If a line in the data below includes the string "html", please return a copy of it.

** EXERCISE DATA follows **

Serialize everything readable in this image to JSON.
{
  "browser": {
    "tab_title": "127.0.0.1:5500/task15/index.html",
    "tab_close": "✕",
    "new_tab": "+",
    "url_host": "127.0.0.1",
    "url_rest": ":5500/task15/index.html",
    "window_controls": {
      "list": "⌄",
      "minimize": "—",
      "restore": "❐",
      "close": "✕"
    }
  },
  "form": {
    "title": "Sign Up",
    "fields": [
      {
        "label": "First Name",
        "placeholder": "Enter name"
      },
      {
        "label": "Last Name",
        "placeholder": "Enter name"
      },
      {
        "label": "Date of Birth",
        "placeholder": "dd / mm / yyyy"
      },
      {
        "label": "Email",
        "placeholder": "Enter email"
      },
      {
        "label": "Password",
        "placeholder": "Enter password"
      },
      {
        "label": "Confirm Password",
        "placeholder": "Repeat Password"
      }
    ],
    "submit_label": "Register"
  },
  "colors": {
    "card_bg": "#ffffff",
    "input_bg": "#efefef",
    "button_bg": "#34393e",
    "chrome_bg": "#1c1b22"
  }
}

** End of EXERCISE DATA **

(TASK OUTPUT)
    "tab_title": "127.0.0.1:5500/task15/index.html",
    "url_rest": ":5500/task15/index.html",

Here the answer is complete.